══ STORED DATA ══

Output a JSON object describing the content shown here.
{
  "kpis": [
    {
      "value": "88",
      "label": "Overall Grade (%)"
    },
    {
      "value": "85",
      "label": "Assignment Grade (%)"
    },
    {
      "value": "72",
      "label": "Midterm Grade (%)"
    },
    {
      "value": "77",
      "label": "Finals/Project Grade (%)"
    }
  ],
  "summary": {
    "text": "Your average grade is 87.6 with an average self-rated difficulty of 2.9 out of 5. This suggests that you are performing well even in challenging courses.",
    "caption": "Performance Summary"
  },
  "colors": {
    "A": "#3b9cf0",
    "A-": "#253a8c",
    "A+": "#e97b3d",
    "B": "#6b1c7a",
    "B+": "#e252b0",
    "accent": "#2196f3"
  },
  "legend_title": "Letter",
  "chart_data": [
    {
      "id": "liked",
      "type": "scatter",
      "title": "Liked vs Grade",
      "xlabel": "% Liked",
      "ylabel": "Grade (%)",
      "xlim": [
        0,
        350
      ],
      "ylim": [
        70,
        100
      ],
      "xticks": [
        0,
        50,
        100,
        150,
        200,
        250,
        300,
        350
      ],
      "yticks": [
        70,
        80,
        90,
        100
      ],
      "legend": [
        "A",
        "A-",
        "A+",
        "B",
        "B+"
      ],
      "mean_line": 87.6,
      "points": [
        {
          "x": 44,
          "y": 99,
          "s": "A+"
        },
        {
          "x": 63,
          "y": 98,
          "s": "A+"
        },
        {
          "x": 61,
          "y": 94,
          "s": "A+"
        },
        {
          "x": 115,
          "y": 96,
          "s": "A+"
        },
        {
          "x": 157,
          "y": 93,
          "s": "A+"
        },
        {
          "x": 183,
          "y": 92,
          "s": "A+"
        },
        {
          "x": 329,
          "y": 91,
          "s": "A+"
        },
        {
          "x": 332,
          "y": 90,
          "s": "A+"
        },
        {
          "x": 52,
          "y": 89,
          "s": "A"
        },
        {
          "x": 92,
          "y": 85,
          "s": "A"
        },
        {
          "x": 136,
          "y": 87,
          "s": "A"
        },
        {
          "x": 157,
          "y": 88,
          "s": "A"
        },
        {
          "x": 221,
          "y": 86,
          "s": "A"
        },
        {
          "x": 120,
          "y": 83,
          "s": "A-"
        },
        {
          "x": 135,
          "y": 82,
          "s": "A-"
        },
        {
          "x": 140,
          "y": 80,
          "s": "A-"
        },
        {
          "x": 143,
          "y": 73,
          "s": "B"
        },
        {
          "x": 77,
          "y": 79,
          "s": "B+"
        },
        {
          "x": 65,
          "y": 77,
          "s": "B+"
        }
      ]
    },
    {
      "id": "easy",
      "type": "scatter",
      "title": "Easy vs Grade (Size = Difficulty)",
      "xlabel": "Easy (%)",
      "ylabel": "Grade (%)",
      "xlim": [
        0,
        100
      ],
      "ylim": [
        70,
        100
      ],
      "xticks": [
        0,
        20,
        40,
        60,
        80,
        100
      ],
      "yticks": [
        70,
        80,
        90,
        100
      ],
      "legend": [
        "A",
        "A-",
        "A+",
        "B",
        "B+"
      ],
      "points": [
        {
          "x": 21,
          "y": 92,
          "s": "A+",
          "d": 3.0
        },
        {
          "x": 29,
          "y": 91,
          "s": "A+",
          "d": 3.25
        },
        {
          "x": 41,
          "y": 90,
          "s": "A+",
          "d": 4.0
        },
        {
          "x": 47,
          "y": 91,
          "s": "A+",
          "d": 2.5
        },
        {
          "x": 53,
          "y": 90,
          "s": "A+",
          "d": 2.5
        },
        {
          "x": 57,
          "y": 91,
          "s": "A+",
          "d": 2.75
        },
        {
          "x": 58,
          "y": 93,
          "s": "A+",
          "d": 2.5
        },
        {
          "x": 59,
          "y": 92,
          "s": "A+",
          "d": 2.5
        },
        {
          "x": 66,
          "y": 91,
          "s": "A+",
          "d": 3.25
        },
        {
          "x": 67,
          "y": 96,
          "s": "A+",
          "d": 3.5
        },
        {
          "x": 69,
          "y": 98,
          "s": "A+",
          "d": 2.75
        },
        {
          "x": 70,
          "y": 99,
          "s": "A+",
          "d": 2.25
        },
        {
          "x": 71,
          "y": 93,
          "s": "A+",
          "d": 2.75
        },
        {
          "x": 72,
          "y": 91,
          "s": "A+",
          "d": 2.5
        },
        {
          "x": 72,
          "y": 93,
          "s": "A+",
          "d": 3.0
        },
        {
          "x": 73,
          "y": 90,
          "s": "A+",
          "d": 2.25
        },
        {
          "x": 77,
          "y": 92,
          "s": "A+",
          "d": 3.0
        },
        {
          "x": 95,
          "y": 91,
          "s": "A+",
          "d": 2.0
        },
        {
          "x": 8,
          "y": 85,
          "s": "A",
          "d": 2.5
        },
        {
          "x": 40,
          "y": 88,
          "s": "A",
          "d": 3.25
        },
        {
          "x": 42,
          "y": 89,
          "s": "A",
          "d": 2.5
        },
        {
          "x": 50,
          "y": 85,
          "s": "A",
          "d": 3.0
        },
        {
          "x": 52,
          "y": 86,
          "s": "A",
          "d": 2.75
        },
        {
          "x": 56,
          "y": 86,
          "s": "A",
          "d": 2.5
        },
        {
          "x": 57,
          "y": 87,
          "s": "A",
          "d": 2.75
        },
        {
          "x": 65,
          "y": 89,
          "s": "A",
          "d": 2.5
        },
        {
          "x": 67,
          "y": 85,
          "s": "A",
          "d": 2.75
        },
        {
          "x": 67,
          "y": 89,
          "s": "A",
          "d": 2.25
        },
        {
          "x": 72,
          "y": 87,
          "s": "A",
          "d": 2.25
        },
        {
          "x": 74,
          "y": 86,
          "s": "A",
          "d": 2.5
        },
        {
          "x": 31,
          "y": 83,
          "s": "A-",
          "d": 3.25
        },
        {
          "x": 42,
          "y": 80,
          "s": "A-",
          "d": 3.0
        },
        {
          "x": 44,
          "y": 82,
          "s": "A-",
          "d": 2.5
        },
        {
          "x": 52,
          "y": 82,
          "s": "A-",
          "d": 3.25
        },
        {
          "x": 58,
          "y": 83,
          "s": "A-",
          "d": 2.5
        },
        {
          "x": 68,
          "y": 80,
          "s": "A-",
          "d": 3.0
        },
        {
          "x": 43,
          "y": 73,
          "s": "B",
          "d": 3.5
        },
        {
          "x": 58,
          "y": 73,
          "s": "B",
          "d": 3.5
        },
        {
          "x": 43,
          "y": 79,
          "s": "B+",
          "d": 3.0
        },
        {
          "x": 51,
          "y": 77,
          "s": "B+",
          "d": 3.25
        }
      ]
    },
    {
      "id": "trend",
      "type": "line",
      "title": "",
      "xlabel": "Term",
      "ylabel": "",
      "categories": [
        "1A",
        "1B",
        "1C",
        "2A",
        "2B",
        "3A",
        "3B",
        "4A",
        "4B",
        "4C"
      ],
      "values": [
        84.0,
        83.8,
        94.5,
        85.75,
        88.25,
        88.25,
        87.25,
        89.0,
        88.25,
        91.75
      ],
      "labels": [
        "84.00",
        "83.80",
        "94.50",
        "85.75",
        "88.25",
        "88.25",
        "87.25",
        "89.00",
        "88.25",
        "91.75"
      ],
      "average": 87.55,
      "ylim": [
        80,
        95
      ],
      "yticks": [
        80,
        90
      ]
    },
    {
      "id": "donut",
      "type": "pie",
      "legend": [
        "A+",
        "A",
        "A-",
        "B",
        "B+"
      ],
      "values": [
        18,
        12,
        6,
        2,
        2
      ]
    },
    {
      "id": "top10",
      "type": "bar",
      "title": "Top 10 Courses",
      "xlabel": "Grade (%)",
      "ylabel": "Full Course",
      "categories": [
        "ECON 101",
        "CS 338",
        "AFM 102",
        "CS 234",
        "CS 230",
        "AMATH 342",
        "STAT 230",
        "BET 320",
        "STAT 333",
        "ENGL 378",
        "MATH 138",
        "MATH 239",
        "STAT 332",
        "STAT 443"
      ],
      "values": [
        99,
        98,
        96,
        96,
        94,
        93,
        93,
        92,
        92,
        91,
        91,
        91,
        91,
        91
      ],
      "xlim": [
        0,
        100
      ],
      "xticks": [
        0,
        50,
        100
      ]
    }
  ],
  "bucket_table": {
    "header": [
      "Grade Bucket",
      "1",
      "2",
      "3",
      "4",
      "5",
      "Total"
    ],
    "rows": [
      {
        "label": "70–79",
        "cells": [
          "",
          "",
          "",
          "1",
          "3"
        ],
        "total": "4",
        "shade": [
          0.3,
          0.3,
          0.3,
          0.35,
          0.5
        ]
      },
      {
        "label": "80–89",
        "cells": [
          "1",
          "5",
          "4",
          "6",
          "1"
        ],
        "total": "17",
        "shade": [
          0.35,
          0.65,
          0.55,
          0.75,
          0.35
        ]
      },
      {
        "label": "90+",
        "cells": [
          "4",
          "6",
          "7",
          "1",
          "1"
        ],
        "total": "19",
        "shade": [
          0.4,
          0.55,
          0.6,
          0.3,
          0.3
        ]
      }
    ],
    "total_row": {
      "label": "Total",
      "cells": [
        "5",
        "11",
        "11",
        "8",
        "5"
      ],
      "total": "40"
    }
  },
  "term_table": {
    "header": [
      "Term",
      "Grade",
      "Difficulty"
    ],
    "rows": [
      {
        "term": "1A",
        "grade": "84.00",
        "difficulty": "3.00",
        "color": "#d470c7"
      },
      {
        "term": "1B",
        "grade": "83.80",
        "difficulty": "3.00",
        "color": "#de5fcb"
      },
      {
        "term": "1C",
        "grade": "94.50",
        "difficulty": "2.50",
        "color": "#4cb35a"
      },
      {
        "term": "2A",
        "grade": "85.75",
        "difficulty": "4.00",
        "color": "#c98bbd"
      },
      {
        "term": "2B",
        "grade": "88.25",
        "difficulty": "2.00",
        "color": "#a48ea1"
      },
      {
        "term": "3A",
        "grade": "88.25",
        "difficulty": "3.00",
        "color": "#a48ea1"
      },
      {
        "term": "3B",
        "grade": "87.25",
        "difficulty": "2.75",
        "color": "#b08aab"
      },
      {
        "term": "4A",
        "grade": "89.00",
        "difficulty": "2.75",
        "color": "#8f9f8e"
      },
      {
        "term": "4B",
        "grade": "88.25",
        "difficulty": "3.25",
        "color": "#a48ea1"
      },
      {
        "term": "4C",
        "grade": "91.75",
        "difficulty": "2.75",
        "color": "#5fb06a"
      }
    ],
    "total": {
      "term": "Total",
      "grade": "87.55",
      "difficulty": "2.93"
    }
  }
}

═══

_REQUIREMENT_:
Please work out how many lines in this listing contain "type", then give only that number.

_PROBLEM SOLUTION_:
5